(Web page and app entries)
####
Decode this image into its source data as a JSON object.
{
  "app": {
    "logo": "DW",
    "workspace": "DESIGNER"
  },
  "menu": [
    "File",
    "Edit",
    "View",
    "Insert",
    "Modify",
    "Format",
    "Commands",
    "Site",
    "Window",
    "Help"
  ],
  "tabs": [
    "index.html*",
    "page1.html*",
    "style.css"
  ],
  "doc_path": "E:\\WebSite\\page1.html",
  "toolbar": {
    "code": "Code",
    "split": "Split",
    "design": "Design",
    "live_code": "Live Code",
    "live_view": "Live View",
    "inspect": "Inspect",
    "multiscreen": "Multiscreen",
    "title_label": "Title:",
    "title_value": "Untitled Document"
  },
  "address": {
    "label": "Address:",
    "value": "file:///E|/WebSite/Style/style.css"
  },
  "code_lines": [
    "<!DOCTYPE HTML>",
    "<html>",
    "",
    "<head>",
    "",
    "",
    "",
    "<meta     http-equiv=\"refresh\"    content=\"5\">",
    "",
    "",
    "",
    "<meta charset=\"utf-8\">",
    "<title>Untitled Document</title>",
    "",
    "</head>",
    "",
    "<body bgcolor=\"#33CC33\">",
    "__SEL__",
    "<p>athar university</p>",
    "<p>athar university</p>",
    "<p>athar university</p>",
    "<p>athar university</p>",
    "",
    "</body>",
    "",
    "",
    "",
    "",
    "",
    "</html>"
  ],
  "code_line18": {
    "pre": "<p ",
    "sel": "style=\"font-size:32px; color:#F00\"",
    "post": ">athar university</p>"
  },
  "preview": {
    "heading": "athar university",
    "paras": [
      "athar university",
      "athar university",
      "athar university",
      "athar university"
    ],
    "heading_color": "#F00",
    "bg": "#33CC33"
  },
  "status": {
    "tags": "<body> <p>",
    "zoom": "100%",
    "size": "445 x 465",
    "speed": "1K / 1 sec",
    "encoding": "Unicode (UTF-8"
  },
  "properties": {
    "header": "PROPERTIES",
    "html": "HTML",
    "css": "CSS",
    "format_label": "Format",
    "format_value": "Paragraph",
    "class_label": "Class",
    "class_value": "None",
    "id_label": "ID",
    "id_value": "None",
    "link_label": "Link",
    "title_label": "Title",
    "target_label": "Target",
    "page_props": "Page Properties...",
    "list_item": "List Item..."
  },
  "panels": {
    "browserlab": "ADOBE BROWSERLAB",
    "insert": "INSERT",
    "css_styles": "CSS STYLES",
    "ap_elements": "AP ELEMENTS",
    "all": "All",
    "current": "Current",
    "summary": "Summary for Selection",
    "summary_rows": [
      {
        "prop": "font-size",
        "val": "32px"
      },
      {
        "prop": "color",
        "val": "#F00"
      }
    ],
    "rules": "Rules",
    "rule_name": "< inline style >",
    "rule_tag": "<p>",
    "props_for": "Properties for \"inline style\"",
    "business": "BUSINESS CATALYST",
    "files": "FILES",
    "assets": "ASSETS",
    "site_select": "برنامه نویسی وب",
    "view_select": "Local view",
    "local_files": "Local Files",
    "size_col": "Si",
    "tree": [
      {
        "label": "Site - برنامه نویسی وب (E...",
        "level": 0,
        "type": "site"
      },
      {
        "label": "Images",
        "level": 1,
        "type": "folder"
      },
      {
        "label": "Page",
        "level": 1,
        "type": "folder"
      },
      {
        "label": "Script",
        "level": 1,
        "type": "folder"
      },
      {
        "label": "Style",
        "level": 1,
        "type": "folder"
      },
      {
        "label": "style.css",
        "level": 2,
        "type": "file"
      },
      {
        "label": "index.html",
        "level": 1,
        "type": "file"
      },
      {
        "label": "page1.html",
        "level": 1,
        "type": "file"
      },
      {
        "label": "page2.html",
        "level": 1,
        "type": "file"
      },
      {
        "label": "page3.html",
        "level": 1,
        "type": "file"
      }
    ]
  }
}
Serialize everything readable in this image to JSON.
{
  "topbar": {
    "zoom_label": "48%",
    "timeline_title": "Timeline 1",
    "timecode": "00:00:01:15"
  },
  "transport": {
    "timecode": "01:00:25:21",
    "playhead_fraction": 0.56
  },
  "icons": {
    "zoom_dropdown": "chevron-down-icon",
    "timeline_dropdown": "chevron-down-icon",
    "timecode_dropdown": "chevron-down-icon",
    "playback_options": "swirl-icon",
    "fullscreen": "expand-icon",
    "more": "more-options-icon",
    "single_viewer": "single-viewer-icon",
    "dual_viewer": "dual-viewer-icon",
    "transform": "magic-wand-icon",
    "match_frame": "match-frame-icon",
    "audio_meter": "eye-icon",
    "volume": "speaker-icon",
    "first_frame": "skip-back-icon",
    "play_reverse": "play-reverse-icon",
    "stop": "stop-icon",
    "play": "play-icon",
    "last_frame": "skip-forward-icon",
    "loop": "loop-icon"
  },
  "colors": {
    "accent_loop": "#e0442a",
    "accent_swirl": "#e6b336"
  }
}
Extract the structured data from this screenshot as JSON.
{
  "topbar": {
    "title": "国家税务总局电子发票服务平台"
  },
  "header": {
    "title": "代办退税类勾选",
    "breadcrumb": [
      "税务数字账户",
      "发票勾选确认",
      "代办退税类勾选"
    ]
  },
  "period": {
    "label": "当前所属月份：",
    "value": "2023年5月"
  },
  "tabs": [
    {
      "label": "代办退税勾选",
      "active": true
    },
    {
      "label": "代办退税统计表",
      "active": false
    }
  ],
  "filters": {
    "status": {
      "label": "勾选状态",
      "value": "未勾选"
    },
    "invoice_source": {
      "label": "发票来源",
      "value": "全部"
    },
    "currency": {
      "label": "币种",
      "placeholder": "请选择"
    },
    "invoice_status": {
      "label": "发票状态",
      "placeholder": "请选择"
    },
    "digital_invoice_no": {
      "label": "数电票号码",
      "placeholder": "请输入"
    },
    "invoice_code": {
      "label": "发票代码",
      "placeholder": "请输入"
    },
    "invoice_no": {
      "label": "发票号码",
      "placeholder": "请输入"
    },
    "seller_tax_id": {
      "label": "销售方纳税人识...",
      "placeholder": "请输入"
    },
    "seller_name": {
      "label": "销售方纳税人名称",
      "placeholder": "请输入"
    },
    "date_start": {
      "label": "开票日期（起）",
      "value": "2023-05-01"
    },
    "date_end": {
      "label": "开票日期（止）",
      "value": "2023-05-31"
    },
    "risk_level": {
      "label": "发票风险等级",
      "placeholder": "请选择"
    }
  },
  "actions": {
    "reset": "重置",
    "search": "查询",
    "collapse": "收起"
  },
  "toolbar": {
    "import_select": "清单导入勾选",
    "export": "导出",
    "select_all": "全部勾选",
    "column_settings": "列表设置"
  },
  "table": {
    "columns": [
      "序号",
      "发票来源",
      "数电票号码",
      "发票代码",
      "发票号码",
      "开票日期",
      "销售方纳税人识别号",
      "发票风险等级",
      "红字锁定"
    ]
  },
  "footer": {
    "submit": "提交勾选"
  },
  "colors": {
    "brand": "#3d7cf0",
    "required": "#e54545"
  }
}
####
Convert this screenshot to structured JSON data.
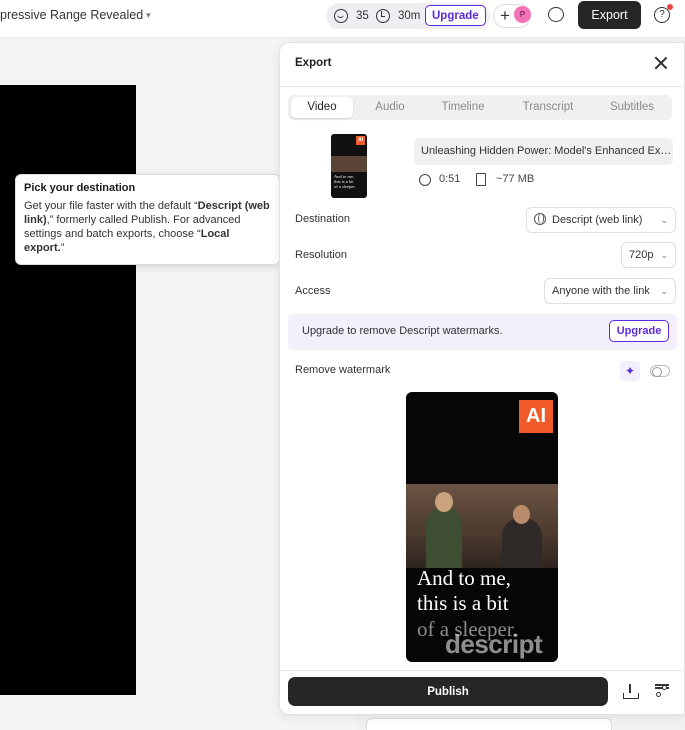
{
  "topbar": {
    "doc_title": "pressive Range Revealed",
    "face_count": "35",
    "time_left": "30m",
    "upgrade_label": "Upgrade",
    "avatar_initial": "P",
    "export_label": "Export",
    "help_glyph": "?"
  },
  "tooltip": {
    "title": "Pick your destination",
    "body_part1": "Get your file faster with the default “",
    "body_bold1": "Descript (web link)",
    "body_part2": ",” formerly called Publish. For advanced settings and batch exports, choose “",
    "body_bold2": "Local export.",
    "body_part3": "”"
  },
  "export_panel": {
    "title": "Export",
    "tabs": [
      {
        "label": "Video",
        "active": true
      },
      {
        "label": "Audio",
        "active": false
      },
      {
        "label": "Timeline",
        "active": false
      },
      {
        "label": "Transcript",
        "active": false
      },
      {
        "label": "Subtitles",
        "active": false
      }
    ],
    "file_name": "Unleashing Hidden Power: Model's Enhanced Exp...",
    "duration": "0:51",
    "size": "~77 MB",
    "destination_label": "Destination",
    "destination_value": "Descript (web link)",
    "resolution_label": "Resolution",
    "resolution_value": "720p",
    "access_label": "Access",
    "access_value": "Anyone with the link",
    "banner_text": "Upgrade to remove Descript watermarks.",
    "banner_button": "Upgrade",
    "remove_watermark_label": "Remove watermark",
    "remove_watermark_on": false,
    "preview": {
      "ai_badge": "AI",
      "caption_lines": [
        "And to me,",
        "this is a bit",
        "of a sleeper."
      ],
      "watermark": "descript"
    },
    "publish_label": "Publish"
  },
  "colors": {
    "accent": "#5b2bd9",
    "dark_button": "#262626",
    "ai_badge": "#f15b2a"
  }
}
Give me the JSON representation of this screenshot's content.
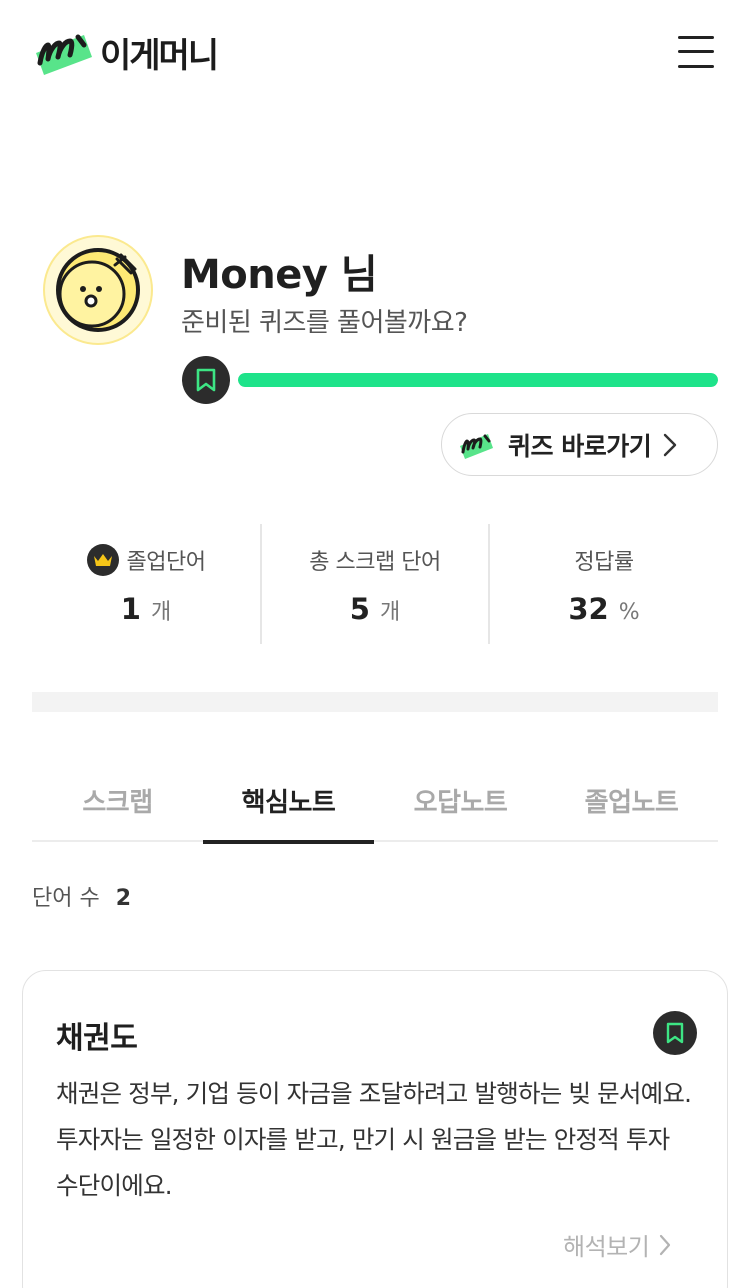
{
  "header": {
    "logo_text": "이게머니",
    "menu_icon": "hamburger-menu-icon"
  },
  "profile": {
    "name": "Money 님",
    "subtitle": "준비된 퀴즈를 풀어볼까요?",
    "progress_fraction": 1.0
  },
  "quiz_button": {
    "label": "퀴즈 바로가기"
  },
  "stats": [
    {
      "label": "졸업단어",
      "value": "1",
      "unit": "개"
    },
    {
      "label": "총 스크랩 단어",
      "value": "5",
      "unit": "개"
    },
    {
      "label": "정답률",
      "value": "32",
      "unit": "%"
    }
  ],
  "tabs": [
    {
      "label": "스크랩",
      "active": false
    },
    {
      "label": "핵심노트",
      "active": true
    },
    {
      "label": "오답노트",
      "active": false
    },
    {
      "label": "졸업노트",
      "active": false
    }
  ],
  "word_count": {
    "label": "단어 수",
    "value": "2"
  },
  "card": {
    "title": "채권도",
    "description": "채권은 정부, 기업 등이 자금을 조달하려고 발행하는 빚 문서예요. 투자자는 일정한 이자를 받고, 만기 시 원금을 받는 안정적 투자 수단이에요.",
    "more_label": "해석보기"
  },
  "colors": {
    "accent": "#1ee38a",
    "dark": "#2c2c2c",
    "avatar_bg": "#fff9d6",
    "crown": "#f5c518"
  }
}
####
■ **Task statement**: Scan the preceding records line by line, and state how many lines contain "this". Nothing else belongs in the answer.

■ **Task output**: 6